Over Southern Saskatchewan

‘Over Southern Saskatchewan’
8″x10″ unframed oil on canvas
by Cheryl Peddie


There are no other skies like the ones they have on the prairies in Saskatchewan. I completed this little piece during a workshop I took in April. I particularly like that I was venturing into adding texture into the foreground clouds, and allowing some of the quirkier, unexpected brush strokes and colors in the landscape to remain.

You Can See Forever Here – Revisited

IMG_9415-web‘You Can See Forever Here’
Southern Saskatchewan in Early Autumn
12″x24″ oil on canvas
by Cheryl Peddie

I will be donating 50% of this painting’s sale price to the Parkinson Alberta Society!

The paintings I create sometimes take a journey of their own. I started this prairie piece in March; my last canvas for my project in support of Parkinson Alberta. It felt a little lifeless to me though, after I’d had a chance to reflect on it.

In April I took a painting workshop given by Curtis Golumb, at Atlantis Framing. Curtis encouraged us all to consider shape, line and form in our compositions. I brought this piece and modified it as my final exercise in class. I found myself adding a variety of rich blues and purples to the foreground, plus cool reflected sky blues into the mid-ground. The result caught me by surprise. I feel a little unfamiliar with the result of this piece. It was, as Curtis  described some brush work in one of my other paintings, ‘unexpected’.

I often paint with a lot of blue in my shadows, but the blue in this piece might persuade the viewer that there is water in the foreground. There wasn’t and I’m not even sure that’s what I was trying to represent. I just wanted to convey the color of the sky, in the land some how. Maybe there’s a story there about the meeting of earth and sky.

But then, maybe not. Maybe it was just because I loved those blues and purples. And that’s ok. Sometimes the best reason to choose a particular color is just it’s really pretty. You don’t have to figure out if it’s the right shade for reflected light; sweat over whether it’s the right value or temperature. Sometimes it’s ok not to have to decide. Just let the painting tell you what seems right for it’s journey instead.

Thanks for reading, and happy painting to all you artists out there. Cheryl.

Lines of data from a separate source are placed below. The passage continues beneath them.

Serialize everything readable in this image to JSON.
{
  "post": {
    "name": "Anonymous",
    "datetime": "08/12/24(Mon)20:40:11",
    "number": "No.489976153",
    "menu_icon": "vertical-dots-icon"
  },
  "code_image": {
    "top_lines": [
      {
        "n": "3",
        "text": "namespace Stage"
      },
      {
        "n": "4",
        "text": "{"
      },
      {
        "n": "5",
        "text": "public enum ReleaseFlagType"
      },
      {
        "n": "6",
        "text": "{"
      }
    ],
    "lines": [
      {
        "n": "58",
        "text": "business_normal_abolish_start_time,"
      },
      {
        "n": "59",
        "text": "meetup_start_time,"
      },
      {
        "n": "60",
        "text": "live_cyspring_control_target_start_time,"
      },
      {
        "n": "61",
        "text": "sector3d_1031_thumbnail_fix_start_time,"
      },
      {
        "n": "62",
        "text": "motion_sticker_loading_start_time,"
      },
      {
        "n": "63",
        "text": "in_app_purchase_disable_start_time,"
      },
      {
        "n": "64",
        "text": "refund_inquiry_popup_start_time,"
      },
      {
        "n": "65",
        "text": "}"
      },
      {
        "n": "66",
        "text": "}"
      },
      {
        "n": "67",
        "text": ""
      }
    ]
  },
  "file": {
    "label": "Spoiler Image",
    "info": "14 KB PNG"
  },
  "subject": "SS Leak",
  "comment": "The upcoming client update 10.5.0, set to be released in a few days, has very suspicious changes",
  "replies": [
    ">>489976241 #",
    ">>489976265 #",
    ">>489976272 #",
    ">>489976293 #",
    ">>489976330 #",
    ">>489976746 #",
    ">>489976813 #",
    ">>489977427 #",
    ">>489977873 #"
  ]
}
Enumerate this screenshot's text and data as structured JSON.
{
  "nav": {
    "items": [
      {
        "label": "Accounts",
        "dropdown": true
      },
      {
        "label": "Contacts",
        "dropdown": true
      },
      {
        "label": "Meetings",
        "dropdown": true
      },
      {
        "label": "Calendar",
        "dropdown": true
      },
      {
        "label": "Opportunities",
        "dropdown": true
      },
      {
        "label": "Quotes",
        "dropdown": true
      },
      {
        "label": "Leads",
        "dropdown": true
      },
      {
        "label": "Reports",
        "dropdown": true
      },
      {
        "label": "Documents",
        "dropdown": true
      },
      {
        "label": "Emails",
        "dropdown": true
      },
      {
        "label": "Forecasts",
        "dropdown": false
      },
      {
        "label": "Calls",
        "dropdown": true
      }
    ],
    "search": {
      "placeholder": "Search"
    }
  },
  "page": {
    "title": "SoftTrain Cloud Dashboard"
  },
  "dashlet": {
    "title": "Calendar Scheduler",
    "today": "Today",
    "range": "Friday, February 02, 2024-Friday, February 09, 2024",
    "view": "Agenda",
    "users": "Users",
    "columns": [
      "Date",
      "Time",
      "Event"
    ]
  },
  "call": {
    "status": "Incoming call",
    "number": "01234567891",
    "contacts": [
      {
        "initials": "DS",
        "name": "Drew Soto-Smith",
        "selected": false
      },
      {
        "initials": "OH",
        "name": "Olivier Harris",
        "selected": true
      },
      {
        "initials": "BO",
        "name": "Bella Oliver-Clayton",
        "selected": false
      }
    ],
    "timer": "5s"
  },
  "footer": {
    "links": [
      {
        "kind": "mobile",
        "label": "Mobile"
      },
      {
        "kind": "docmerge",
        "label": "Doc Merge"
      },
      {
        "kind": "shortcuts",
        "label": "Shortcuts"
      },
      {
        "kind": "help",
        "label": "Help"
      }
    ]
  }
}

Day 28 – Painting for Parkinson’s – You Can See Forever Here


‘You Can See Forever Here’
Southern Saskatchewan in Early Autumn
12″x24″ unframed oil on canvas
by Cheryl Peddie

I will be donating 50% of this painting’s sale price to the Parkinson Alberta Society!

I thought a painting of southern Saskatchewan might be fitting for this day; the last day of my ‘Painting for Parkinson’s’ project. My Dad grew up in Moose Jaw – just east of where I took this photo. This is one of the most ethereal places in the prairies. From the elevated position along the highway, it feels like you can see forever. There’s such a vastness there, it’s hard not to feel the magnificence of our world. I defy anyone who’s ever made jokes about how dull the prairies are, to travel that highway on a clear day and stay of the same opinion. It’s simply breathtaking.

It’s a bittersweet day today. In some ways I feel like I’ve had my Dad right along side me again, along for this journey. And now in a way, I have to say goodbye to him yet again, as I wrap up this last day of my project. Still, I’d not have missed this opportunity for anything in the world. All I have to do is think about what good we’re doing – all of you who’ve reached out in support of me and this project. We’re making this world a better place and hopefully making a difference in the lives of those who need a hand. Dad would have been so grateful and amazed by the incredible circle of support and connection we’ve created. I’m so blessed to be sharing this time of my life with you all. Thank you.

Blowing a kiss to you in heaven Dad, as always. Love, Cheryl.

Please continue watching my website. I am working on continuing this project to include a line of greeting cards to further support the work of Parkinson Alberta. Thank you.

Please note that as I create my paintings in oil, they require about 3-4 weeks to properly
dry and cure before I can safely deliver them. Thanks so much for your understanding!